REQUIREMENT:
Keyword search on "text": report each line of the records that contains it.

(Collected data)
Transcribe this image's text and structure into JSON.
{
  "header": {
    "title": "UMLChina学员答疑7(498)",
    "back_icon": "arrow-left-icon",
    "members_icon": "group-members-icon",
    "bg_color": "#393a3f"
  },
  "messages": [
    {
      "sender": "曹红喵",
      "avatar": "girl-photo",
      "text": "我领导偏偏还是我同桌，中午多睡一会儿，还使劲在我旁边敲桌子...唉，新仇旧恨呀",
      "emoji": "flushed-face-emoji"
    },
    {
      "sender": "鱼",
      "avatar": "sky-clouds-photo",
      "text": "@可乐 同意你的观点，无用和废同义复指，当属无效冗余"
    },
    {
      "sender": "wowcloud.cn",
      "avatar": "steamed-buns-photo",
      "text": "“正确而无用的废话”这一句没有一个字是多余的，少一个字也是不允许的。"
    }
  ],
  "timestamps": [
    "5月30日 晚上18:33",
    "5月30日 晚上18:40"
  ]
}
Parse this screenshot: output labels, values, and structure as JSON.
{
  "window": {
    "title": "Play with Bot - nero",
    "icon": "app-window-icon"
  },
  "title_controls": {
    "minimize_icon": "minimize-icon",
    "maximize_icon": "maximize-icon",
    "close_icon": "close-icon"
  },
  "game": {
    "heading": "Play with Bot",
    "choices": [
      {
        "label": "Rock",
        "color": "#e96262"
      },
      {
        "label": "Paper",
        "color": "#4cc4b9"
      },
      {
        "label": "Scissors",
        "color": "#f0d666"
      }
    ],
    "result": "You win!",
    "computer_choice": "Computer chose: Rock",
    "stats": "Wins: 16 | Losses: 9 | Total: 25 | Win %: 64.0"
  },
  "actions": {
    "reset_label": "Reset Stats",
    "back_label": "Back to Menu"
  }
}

ANSWER TO THIS PROBLEM:
Transcribe this image's text and structure into JSON.
      "text": "我领导偏偏还是我同桌，中午多睡一会儿，还使劲在我旁边敲桌子...唉，新仇旧恨呀",
      "text": "@可乐 同意你的观点，无用和废同义复指，当属无效冗余"
      "text": "“正确而无用的废话”这一句没有一个字是多余的，少一个字也是不允许的。"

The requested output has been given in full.